■ EXERCISE OBJECTIVE:
Copy every record exactly, leaving the pictures out.

[Stored records]
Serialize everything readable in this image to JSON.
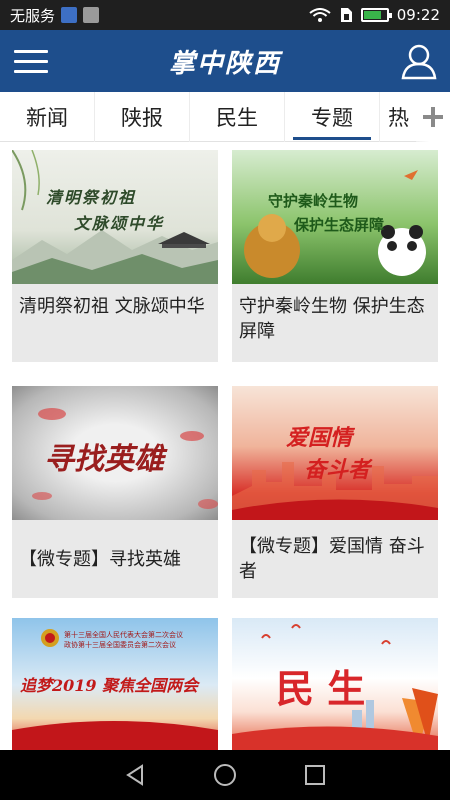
{
  "status_bar": {
    "carrier": "无服务",
    "time": "09:22",
    "battery_level": 0.8,
    "icons": [
      "notification-app-icon",
      "image-icon",
      "wifi-icon",
      "sim-icon",
      "battery-icon"
    ]
  },
  "header": {
    "title": "掌中陕西",
    "menu_icon": "hamburger-menu-icon",
    "user_icon": "user-icon",
    "background_color": "#1e4e8c"
  },
  "tabs": {
    "items": [
      {
        "label": "新闻"
      },
      {
        "label": "陕报"
      },
      {
        "label": "民生"
      },
      {
        "label": "专题"
      },
      {
        "label": "热"
      }
    ],
    "active_index": 3,
    "add_icon": "plus-icon"
  },
  "cards": [
    {
      "caption": "清明祭初祖 文脉颂中华",
      "thumb_text": [
        "清明祭初祖",
        "文脉颂中华"
      ],
      "thumb_theme": "ink-landscape"
    },
    {
      "caption": "守护秦岭生物 保护生态屏障",
      "thumb_text": [
        "守护秦岭生物",
        "保护生态屏障"
      ],
      "thumb_theme": "forest-wildlife"
    },
    {
      "caption": "【微专题】寻找英雄",
      "thumb_text": [
        "寻找英雄"
      ],
      "thumb_theme": "grey-clouds"
    },
    {
      "caption": "【微专题】爱国情 奋斗者",
      "thumb_text": [
        "爱国情",
        "奋斗者"
      ],
      "thumb_theme": "red-city"
    },
    {
      "caption": "",
      "thumb_text": [
        "第十三届全国人民代表大会第二次会议",
        "政协第十三届全国委员会第二次会议",
        "追梦2019 聚焦全国两会"
      ],
      "thumb_theme": "sky-red"
    },
    {
      "caption": "",
      "thumb_text": [
        "民 生"
      ],
      "thumb_theme": "sky-red-autumn"
    }
  ],
  "nav_bar": {
    "icons": [
      "back-icon",
      "home-icon",
      "recents-icon"
    ]
  }
}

■ RESPONSE TO THE TASK:
Serialize everything readable in this image to JSON.
{
  "status_bar": {
    "carrier": "无服务",
    "time": "09:22",
    "battery_level": 0.8,
    "icons": [
      "notification-app-icon",
      "image-icon",
      "wifi-icon",
      "sim-icon",
      "battery-icon"
    ]
  },
  "header": {
    "title": "掌中陕西",
    "menu_icon": "hamburger-menu-icon",
    "user_icon": "user-icon",
    "background_color": "#1e4e8c"
  },
  "tabs": {
    "items": [
      {
        "label": "新闻"
      },
      {
        "label": "陕报"
      },
      {
        "label": "民生"
      },
      {
        "label": "专题"
      },
      {
        "label": "热"
      }
    ],
    "active_index": 3,
    "add_icon": "plus-icon"
  },
  "cards": [
    {
      "caption": "清明祭初祖 文脉颂中华",
      "thumb_text": [
        "清明祭初祖",
        "文脉颂中华"
      ],
      "thumb_theme": "ink-landscape"
    },
    {
      "caption": "守护秦岭生物 保护生态屏障",
      "thumb_text": [
        "守护秦岭生物",
        "保护生态屏障"
      ],
      "thumb_theme": "forest-wildlife"
    },
    {
      "caption": "【微专题】寻找英雄",
      "thumb_text": [
        "寻找英雄"
      ],
      "thumb_theme": "grey-clouds"
    },
    {
      "caption": "【微专题】爱国情 奋斗者",
      "thumb_text": [
        "爱国情",
        "奋斗者"
      ],
      "thumb_theme": "red-city"
    },
    {
      "caption": "",
      "thumb_text": [
        "第十三届全国人民代表大会第二次会议",
        "政协第十三届全国委员会第二次会议",
        "追梦2019 聚焦全国两会"
      ],
      "thumb_theme": "sky-red"
    },
    {
      "caption": "",
      "thumb_text": [
        "民 生"
      ],
      "thumb_theme": "sky-red-autumn"
    }
  ],
  "nav_bar": {
    "icons": [
      "back-icon",
      "home-icon",
      "recents-icon"
    ]
  }
}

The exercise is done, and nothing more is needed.